- Angelversaries / Anniversaries / Special Dates
- Christmas Without You
- Dealing With Others in Grief
Get Me Through December
Chances are, sometime over the next few weeks, you have a social occasion coming up. The office holiday party. Dinner at Aunt Lucy’s, complete with your cousin’s jerky husband. A party at a friend’s house, where three of the other guests are pregnant. Oh, how I hate the holidays.
Even if most of the people you see are kind, caring, loving people – People who know that your grief is still raw, that this is a difficult time, that you’re still hurting – it seems that in every gathering there’s that one person who just doesn’t get it! Someone who can’t figure out why hearing details about Jessica’s baby shower is killing you. Someone who thinks you should get in ‘the holiday spirit’ and put on a smile!
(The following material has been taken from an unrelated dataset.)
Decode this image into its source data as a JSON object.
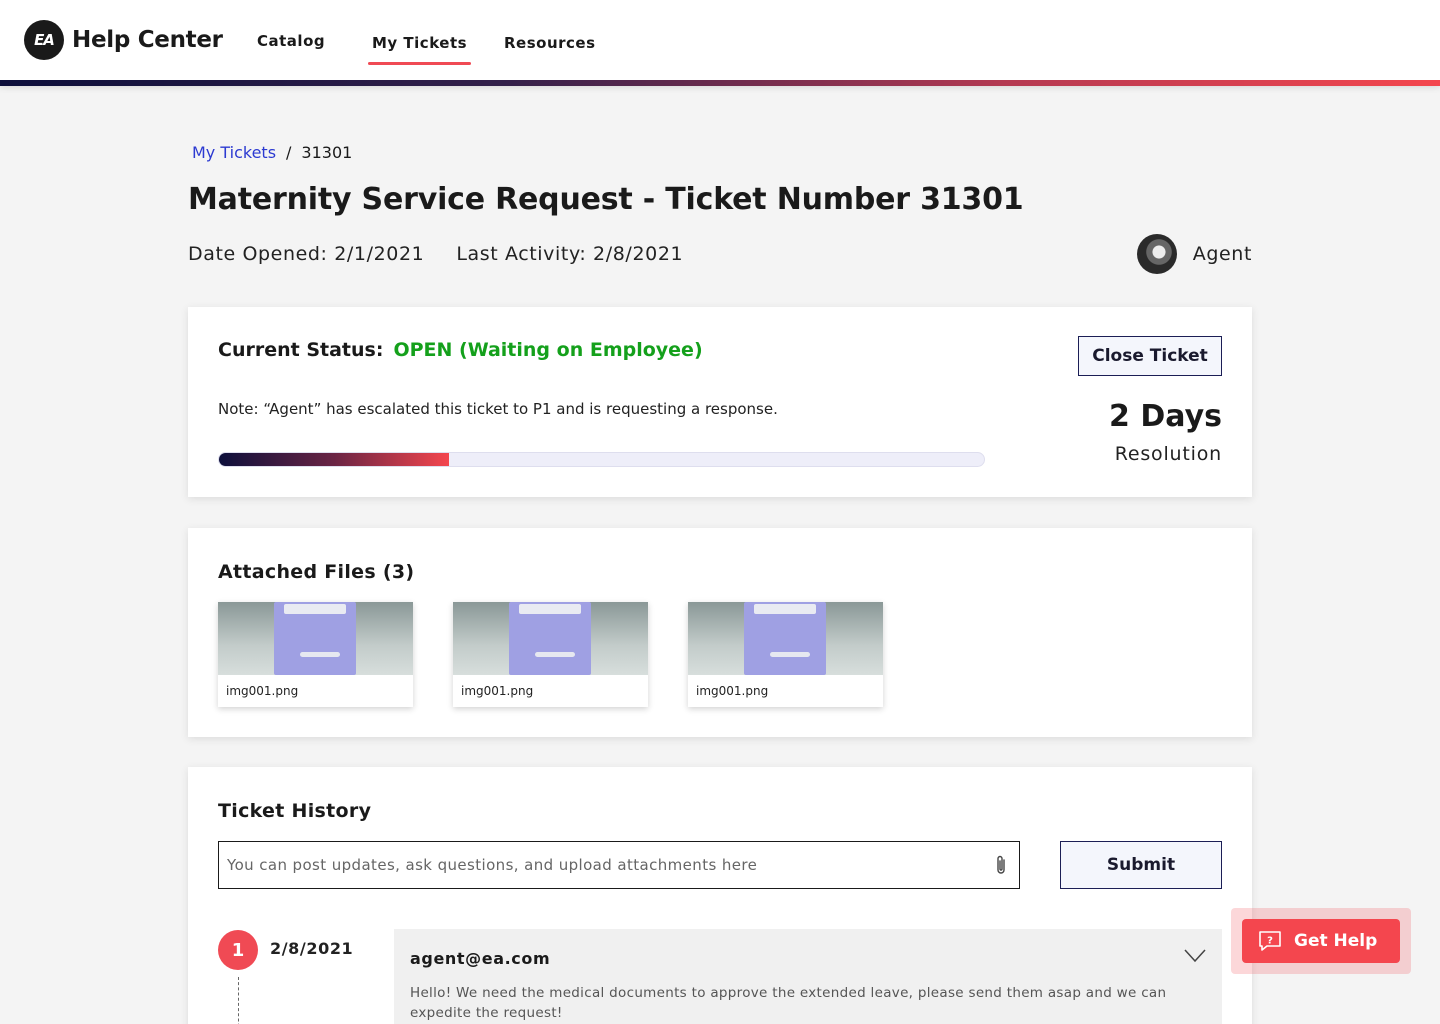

Someone who you probably secretly want to smack right now.
It’s ok! Here’s your handy coping guide for dealing with that person for the next few weeks. Christmas is hard enough.
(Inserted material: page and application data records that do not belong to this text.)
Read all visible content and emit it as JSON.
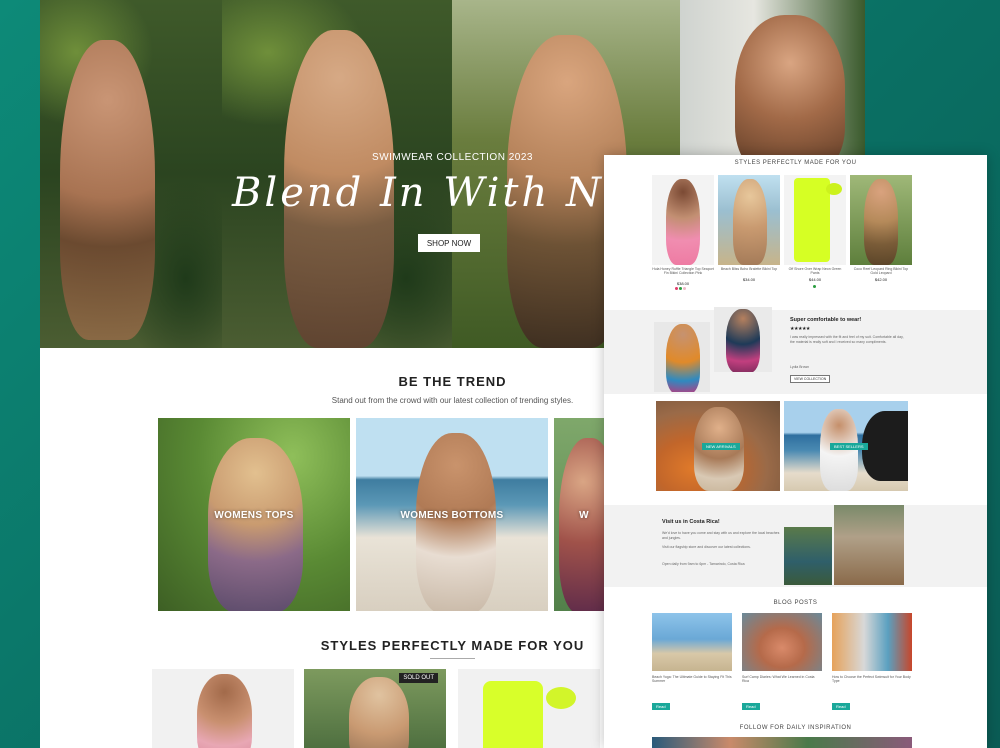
{
  "hero": {
    "subtitle": "SWIMWEAR COLLECTION 2023",
    "title": "Blend In With Nat",
    "button": "SHOP NOW"
  },
  "trend": {
    "title": "BE THE TREND",
    "subtitle": "Stand out from the crowd with our latest collection of trending styles.",
    "tiles": [
      "WOMENS TOPS",
      "WOMENS BOTTOMS",
      "W"
    ]
  },
  "styles": {
    "title": "STYLES PERFECTLY MADE FOR YOU",
    "badge": "SOLD OUT"
  },
  "right": {
    "styles_title": "STYLES PERFECTLY MADE FOR YOU",
    "products": [
      {
        "name": "Hula Honey Ruffle Triangle Top Seaport Fin Bikini Collection Pink",
        "price": "$38.00"
      },
      {
        "name": "Beach Bliss Boho Bralette Bikini Top",
        "price": "$34.00"
      },
      {
        "name": "Off Shore Over Wrap Neon Green Pants",
        "price": "$44.00"
      },
      {
        "name": "Coco Reef Leopard Ring Bikini Top Gold Leopard",
        "price": "$42.00"
      }
    ],
    "review": {
      "title": "Super comfortable to wear!",
      "stars": "★★★★★",
      "text": "I was really impressed with the fit and feel of my suit. Comfortable all day, the material is really soft and I received so many compliments.",
      "author": "Lydia Brown",
      "button": "VIEW COLLECTION"
    },
    "tags": [
      "NEW ARRIVALS",
      "BEST SELLERS"
    ],
    "visit": {
      "title": "Visit us in Costa Rica!",
      "line1": "We'd love to have you come and stay with us and explore the local beaches and jungles.",
      "line2": "Visit our flagship store and discover our latest collections.",
      "line3": "Open daily from 9am to 6pm - Tamarindo, Costa Rica"
    },
    "blog_title": "BLOG POSTS",
    "blog": [
      {
        "title": "Beach Yoga: The Ultimate Guide to Staying Fit This Summer",
        "button": "Read"
      },
      {
        "title": "Surf Camp Diaries: What We Learned in Costa Rica",
        "button": "Read"
      },
      {
        "title": "How to Choose the Perfect Swimsuit for Your Body Type",
        "button": "Read"
      }
    ],
    "follow_title": "FOLLOW FOR DAILY INSPIRATION"
  },
  "colors": {
    "accent": "#1aa89a",
    "background": "#0d8a78"
  }
}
- You don’t have to go! Seriously, this is not used enough, but there is no shame in saying: “Hey, I’d love to, but….” Use whatever excuse you want! “I have the flu” is always good for this time of year, even if you don’t have the flu, but I’ll encourage you to get creative. “So sorry to miss your party, Jess, but Josh Duhamel is really having a hard time getting over Fergie and wants me to come over and eat ice cream and cry with him. Maybe next year?”
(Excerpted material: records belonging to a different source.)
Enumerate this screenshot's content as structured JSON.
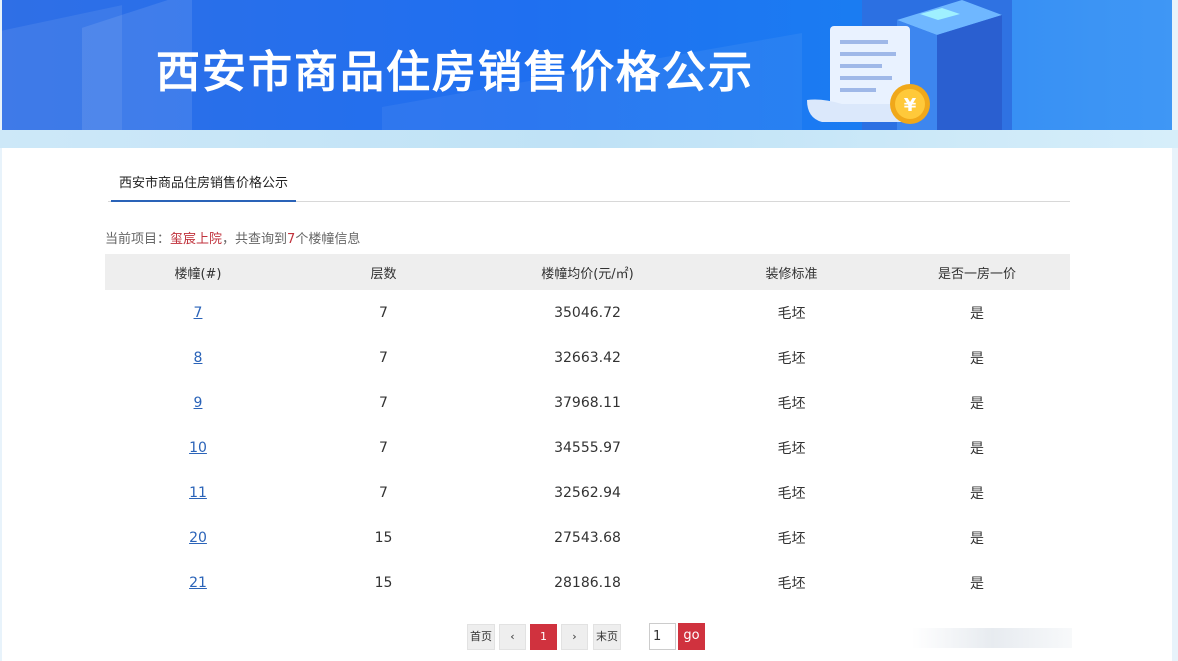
{
  "banner": {
    "title": "西安市商品住房销售价格公示",
    "coin_symbol": "¥"
  },
  "tab": {
    "label": "西安市商品住房销售价格公示"
  },
  "info": {
    "prefix": "当前项目：",
    "project": "玺宸上院",
    "middle": "，共查询到",
    "count": "7",
    "suffix": "个楼幢信息"
  },
  "table": {
    "headers": [
      "楼幢(#)",
      "层数",
      "楼幢均价(元/㎡)",
      "装修标准",
      "是否一房一价"
    ],
    "rows": [
      [
        "7",
        "7",
        "35046.72",
        "毛坯",
        "是"
      ],
      [
        "8",
        "7",
        "32663.42",
        "毛坯",
        "是"
      ],
      [
        "9",
        "7",
        "37968.11",
        "毛坯",
        "是"
      ],
      [
        "10",
        "7",
        "34555.97",
        "毛坯",
        "是"
      ],
      [
        "11",
        "7",
        "32562.94",
        "毛坯",
        "是"
      ],
      [
        "20",
        "15",
        "27543.68",
        "毛坯",
        "是"
      ],
      [
        "21",
        "15",
        "28186.18",
        "毛坯",
        "是"
      ]
    ]
  },
  "pagination": {
    "first": "首页",
    "prev": "‹",
    "current": "1",
    "next": "›",
    "last": "末页",
    "page_input": "1",
    "go": "go"
  },
  "colors": {
    "banner_blue": "#1f6ff0",
    "accent_red": "#d0323e",
    "link_blue": "#2a63b8"
  }
}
- Always have an escape route. This is good advice for any scenario, but even if you do decide to go, there’s no reason you have to stay! If anyone gets up in your business about how you’re coping, why you’re still grieving or whether you even should be grieving, just flee like the place is on fire. If it is the host of the party giving you a hard time, shout out that you think you have food poisoning as you run from the room.
- When someone gives you a metaphorical punch in the gut, it is so hard to come up with a sarcastic response right in the moment. I usually find my best sarcastic responses come to me around 4:30 in the morning, sometimes as much as 3 years after the conversation even happened! We know all the clichés insensitive jerks like to say to someone whose child has died, so prepare a few good lines in advance. But in all seriousness, it is best to only say them in your inside-the-head voice. Especially at the office holiday party. But be sure to post them here later, because other grieving moms could use a laugh!
- Your best gift is to yourself – be kind. Holidays have a lot of traditions and it seems like if we’re not keeping up, we’re letting someone down. Christmas will come again next year. Next year will feel different. No, your baby still won’t be here, but you won’t be grieving in exactly the same way a year from now. Be kind to yourself by giving yourself permission to be sad, or angry, or to feel nothing at all. All those feelings are okay. No matter what anyone else says about them.